Sleep deprivation at work and sickness absence

Sleep deprivation at work and sickness absence

Sleep deprivation at work and sickness absence

Sleep deprivation at work and sickness absence. Everyone instinctively knows about the importance of having a good night’s sleep. But that doesn’t necessarily mean that we’re all getting one. In fact, the rising use of mobile devices before bed has been shown to have a detrimental effect on our sleeping patterns.

A Rand Europe report, Why Sleep Matters: The economic costs of insufficient sleep, suggested that tiredness and exhaustion due to lack of sleep cost the UK economy £40bn a year through reduced productivity and sickness absence.

In fact, it’s suggested that sleep deprivation at work costs the UK 200,000 working days per year.

For this reason, organisations are beginning to include the topic of a good night’s sleep within their workplace health and wellbeing strategy.

The impact of sleep deprivation

The average person spends around a third of their life asleep. It gives your body time to replenish its energy stores, make repairs and store memories. Generally speaking, 18-65 year-olds should get around 7-9 hours’ sleep per day.

The Sleep Council is an impartial organisation that looks at how you can adopt healthier sleep habits. They say that lack of sleep is having a seriously damaging effect on our mental and physical health, with research showing that lack of sleep erodes concentration and problem-solving ability.

Sleep deprivation and sickness absence

Generally speaking, human beings can live longer without food (about 11 days) than they can without sleep.

Lack of sleep has obvious health implications, but has also been found to raise mortality risk by 13%, not to mention the increased chance of accidents occurring at work.

The Rand Europe report also found a correlation between sleep deprivation at work and reduced productivity. In relation to absence management, staff who slept less than six hours per day lost more days per year than staff who slept seven to nine hours.

How employers can help prevent sleep deprivation

Scientists have found a direct correlation between anxiety and rhythm of sleep.

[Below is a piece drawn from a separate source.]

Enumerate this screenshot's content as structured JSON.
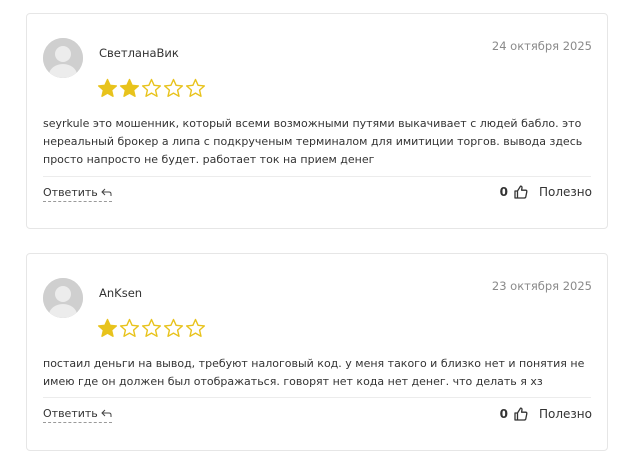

When a person is anxious, their heart rate increases, making them too stimulated to sleep.

Employers can help to ease this by limiting out-of-hours communication, deterring the excessive use of electronic devices outside of working hours, and discouraging the expectations that staff should be available online after working hours.

While the concept of a siesta might not be feasible in a busy work environment, the likes of Google and the Huffington Post now provide “nap rooms” for staff to catch up on lost sleep.

Health issues, such as being overweight or a heavy drinker/smoker, can relate to lack of sleep, as well as the use of certain medication. As a result, work health assessments can help with the early identification of any issues affecting sleep, thus limiting sickness absence.

Some firms, including accountancy firm PwC, have introduced “sleep training” programmes involving specialist sleep experts.

Sleep patterns in shift workers

Shift workers, in particular, can be especially susceptible to sleep-related problems and suffering the effects of sleep deprivation at work. Educating staff and managers about flexible scheduling can avoid unrealistic time pressures.

A British Medical Journal review looked at the health consequences of shift work and insufficient sleep and found that the best way to improve sleep in shift workers was to arrange a forward-rotating shift system (day-evening-night) which avoided short recovery periods (less than 11 hours).

Fusion’s top tips for a good night’s sleep

1. Keep regular hours 

Try to go to bed at roughly the same time each night and develop a sleep routine. This might involve taking a bath, reading a book, or listening to music.

2. Think about your bedroom 

Is it dark enough? Is it quiet enough? Is it too hot or cold? Is the bed comfortable?

3. Avoid electronic devices 

No TV. No smartphones. No tablets

4. No food or alcohol before bed 

Too much food can interrupt sleep patterns, and alcohol will disrupt sleep later in the night. Replace tea or coffee with a milky or herbal drink.

5. A little exercise can go a long way 

A swim or brisk walk in the early evening can help to get rid of any pent-up energy and also gives you time to process your day.

6. Clear your mental decks

Don’t attempt to go over any worries you might have while in bed. Put aside some time during the evening to review the day and make a list of what you want to achieve tomorrow.

Above all, business owners should be aware of the importance of a good night’s sleep for their employees. Introducing an occupational health strategy that recognises this can provide benefits to both employers and staff.

If you’d like to find out more, contact the team at Fusion today.